Another community outreach program that was put at the forefront was our health and medical service through the KliniKalye (mobile health clinic). Since restrictions against kids and youth below 18 years old were still in effect, Childhope shifted to giving e-health support—one more key milestone for the team. It used the same online platforms such as Facebook Messenger, Zoom, and Google Meet for our medical doctor to see the physical appearance of the patient and perform appropriate checkups and consultations.
After the e-consults, the medicines were prepared by our outreach staff and given to the patients within the day. Those needing further lab tests were led by social workers to the nearest referral facility, while those needing further aid were sent to partner hospitals or health centers.
As above, when the public health measures were slightly eased, our team promptly went back to doing health consultations in the areas of service. The social workers were equipped with level-3 PPEs and the clinic van itself was fitted with protective barriers and equipment like air purifiers with HEPA filters and UV light to aid in filtering and disinfecting the air while doing the health consultations inside the clinic van. All of these were endorsed and approved for use by local health officials.
3. Livelihood Training
Among the worst effects of the global health crisis was its impact on the income of the poor. Many of the youth and adult family members of our supported street kids lost their jobs or means of earning a living, most of which were linked to their daily lives on the streets. Those who have formal jobs were retrenched due to the closure of various firms that were not allowed to operate during the enforced lockdown which lasted for 8 months in 2020.
To provide backup sources of income, Childhope launched a few community outreach programs centered on livelihood training sessions among affected youth and adult family members of our supported street kids. These were done in the open grounds of the Childhope office to ensure that proper health measures were strictly met to keep everyone safe and lessen the risk of infection.
With schools opening amid the onslaught of the pandemic, Childhope heeded the need for better access to technology and other learning tools through launching the new KalyEskwela Mobile Community Learning Hub or KMCLH.

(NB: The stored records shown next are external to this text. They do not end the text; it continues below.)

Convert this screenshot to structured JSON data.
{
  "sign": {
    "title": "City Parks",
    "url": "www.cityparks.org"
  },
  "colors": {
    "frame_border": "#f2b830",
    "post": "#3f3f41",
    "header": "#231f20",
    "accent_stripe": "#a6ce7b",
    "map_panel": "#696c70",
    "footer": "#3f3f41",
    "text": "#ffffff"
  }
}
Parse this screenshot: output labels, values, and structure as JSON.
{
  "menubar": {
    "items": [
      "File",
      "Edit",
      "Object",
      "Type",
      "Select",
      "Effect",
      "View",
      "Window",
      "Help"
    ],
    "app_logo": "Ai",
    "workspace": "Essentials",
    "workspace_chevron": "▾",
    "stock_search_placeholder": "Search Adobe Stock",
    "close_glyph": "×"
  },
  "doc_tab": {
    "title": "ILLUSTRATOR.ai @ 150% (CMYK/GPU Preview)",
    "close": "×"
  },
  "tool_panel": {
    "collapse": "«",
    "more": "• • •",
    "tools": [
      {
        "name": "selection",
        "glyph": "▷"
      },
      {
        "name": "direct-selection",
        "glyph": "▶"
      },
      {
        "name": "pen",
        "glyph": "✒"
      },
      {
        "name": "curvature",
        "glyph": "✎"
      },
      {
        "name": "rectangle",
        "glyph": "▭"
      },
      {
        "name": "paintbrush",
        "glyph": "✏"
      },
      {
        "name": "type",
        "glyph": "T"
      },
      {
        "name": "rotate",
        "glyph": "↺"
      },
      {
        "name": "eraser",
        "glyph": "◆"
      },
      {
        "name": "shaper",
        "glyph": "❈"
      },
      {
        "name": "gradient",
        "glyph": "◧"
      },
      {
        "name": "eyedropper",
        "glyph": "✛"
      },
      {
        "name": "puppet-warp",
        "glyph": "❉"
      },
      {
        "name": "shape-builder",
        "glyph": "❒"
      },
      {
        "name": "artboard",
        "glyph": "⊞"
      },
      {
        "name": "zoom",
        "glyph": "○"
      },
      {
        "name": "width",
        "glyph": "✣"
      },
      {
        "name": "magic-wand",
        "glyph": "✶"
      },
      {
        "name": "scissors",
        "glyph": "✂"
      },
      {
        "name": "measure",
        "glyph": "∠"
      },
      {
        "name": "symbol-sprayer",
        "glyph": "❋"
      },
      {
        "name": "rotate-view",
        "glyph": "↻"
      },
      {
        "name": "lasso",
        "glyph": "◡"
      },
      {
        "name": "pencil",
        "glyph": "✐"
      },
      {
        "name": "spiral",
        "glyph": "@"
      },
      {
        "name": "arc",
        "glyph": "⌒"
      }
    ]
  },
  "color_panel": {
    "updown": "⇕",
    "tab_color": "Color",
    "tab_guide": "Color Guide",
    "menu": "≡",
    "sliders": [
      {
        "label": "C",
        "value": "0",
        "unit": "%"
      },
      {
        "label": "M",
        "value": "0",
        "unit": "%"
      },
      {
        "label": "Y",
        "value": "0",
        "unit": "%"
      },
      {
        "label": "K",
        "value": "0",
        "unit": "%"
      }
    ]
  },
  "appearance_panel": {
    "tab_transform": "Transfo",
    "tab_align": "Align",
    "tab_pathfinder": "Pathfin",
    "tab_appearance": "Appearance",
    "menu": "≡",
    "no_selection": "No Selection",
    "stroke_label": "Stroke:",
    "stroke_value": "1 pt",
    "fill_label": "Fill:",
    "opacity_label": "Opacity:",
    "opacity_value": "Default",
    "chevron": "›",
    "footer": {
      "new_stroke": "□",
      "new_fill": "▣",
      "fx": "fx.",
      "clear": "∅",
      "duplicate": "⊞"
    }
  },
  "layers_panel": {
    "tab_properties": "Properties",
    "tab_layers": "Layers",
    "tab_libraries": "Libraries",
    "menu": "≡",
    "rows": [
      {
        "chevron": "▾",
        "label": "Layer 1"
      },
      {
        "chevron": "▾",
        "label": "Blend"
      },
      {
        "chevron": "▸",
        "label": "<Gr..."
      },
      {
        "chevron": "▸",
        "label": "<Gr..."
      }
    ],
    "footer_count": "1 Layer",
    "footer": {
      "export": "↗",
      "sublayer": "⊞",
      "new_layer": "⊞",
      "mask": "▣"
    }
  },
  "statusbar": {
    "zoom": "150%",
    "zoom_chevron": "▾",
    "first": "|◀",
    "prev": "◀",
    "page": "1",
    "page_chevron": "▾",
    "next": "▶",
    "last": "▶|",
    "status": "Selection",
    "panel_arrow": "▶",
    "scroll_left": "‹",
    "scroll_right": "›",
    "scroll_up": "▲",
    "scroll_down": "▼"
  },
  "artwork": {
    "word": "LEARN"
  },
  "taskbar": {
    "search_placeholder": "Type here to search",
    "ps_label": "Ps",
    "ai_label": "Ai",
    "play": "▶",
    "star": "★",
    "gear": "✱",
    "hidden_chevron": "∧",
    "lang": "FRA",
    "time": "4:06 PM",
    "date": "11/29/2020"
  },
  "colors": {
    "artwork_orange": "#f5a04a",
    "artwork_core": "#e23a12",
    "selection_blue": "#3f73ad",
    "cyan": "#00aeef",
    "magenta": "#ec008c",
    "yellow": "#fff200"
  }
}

The KalyEskwela vans are improved and equipped with free Wi-Fi, tablets, laptops, and printers which the kids can borrow and use for online learning and finish the tasks their teachers assigned to them. Further, aside from bringing technology closer and giving free access to young kids, this community outreach program carries learning materials like books and magazines, as well as school supplies that the kids can get for free. The street instructors also serve as guides/tutors to help the kids out in doing their school tasks.
Take Part in Our Community Outreach Programs for the Street Kids
Having a long-term vision and constant support for such community outreach programs for our street kids is key to building a more hopeful future for those who are in dire need of our help. With this, Childhope Philippines commits to keep raising funds, calling for donations, and forming strong unions with various partners. With these community outreach programs and COVID-19 initiatives for street children, we believe we can make a lasting difference in these children’s lives.
Big or small, any help counts. Engage in our social efforts. Together, let’s work to help drive hope to street kids. Apply to be a Childhope volunteer now or pledge your donation for children through any of these donation options.
You may also check out Childhope PH’s Facebook page to know more about our social works.